ANNE ARCHER, Habitat For Humanity Detroit Volunteer
I started volunteering in the late 1990’s. Our church is a member of the Grosse Pointe Partners, so we would sign up to build walls in the warehouse, paint walls in nearly finished homes, landscape and whatever else was needed. In 2005, I was honored to to work with many fabulous people during the Jimmy Carter Build in Detroit. The Grosse Pointe Partners co-sponsored a house. It was a very hot week-hammertime started at 7:30 AM and we got home close to 6 each evening. I think that week was what tugged at my heart to work with this organization. 30 strangers came together to work on a common goal of providing safe and affordable housing. On the last day there I realized that we had become a family! Due to physical limitations, I chose to work at the Jane Street office in 2012 where I became involved in the Volunteer and Community Development Department. To say we had fun would be an understatement! Every person, no matter their job title was committed to the organization! I don’t have any particular life-changing reason as to why I volunteer, but I do have a saying on my desk-”Work for a cause, not for applause/Live life to express, not impress.
Scot Norris, Long-Time Volunteer
Many of the Habitat volunteers have the luxury of volunteering for Habitat, and you get to meet people that you’d never meet in your day-to-day life. That’s both on the volunteer side and the homeowner side. It strips away people’s differences, you know. Everybody is looking for a place to live that’s nice. Everybody is looking for a good school for their kids. Everybody needs enough to eat. In that sense, it’s humbling that you can say that what we have in common is a lot more than what makes us different. We might listen to different music, and we might worship different, but it still comes down to seeing what basic needs our people have and the little way that you can contribute to making their life better.
Jack Frakes, Long-Time Volunteer
You get a lot more out of [Habitat] than you ever put into it. It’s well worth doing. The camaraderie of all the volunteers is very high. It was always a pleasure to donate time. I wish I had done it earlier in my career, but I’m glad I did it when I did. It was a wonderful 20 years or so. I’m obviously not capable anymore of doing the Habitat work, but I still support the organization.
Jim Garlogh, Long-Time Volunteer
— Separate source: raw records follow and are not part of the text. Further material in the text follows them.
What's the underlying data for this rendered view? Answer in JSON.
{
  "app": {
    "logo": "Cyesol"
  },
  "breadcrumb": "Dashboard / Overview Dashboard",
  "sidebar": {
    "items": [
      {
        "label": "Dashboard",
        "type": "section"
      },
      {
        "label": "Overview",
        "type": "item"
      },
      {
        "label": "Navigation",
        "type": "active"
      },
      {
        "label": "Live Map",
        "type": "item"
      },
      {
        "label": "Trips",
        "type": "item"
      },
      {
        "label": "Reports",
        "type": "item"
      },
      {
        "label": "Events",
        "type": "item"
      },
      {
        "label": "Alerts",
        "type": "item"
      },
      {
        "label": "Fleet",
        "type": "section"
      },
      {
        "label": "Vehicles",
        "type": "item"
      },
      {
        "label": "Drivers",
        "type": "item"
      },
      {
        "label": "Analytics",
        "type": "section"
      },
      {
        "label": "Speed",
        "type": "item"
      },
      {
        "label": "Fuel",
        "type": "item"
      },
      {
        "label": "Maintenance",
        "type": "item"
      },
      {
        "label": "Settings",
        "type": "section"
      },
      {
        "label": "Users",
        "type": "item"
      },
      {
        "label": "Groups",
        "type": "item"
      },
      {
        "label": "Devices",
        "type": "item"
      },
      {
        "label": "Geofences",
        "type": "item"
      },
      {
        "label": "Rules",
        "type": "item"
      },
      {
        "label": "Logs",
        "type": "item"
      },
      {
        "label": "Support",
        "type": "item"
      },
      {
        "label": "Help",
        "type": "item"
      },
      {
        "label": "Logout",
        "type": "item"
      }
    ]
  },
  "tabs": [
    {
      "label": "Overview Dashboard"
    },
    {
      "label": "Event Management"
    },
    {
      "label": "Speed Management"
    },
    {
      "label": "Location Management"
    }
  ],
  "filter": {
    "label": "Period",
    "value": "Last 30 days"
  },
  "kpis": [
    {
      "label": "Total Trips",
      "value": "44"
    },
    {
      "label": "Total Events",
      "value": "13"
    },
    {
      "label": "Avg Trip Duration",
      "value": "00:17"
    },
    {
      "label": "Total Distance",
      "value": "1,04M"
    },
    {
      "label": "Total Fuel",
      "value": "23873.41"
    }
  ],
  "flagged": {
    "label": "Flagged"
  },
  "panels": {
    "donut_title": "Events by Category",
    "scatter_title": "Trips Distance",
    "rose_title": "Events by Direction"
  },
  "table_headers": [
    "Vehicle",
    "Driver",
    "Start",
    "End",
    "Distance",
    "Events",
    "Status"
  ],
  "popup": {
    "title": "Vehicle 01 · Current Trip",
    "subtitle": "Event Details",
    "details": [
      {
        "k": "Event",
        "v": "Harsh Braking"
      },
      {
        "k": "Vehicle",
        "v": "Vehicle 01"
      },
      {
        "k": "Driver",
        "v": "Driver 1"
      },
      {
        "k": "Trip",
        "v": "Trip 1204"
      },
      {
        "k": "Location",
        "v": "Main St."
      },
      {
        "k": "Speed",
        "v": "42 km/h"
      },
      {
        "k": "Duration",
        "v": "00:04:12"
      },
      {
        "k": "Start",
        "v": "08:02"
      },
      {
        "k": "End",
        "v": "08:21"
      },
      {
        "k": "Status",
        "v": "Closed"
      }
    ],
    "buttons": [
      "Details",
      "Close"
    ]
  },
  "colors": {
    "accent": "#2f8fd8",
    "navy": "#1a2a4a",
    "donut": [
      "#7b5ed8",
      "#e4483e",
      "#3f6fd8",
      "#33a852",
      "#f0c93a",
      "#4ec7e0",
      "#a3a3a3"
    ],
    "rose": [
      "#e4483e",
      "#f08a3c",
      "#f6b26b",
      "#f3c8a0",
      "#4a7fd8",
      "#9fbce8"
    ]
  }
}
For us old guys, we remember when it was like this before but so many people just don’t have access to a home of their own, and at least in a traditional fashion it’s one of the ways in which people can accumulate some sort of base of wealth. In our history as a country, owning land and owning property and owning a house was the symbol of if you hadn’t made it at least you had a place to stand that was pretty solid. That may be a little bit different with the current generation and with the way the world is changing, which is rather radical, but I think that still for many people if they can have a house, and if they can afford to stay in that house, and if they can keep that house, it’s a… it’s a permanence that they’ve never had before – and to me, that’s incredibly important.
George Gray, Long-Time Volunteer
I have many fond memories from volunteering my favorite of which are the blitzes that we were doing in 2010 thru 2015 where we seemed to have hundreds or more volunteers working on many houses on the same day and how much was accomplished”…” Habitat is providing affordable houses and the necessary education for ordinary people to obtain not only a house that they can make into a home for their family but to feel good about themselves.
Joe Newland, Long-Time Volunteer
We want to celebrate the legacy left behind by our friend and volunteer, Joe Newland. Although Joe passed away in 2021, he left a lasting impact here at Habitat. If you ever worked with us on one of our build sites, you would have known Joe by his cowboy hat hard hat and his custom porch construction. He desired for each homeowner and their house to feel special and unique. Joe also took special care to be sure volunteers were safe, informed, and had fun while volunteering with us. We miss Joe dearly but feel immeasurably grateful for the legacy he left.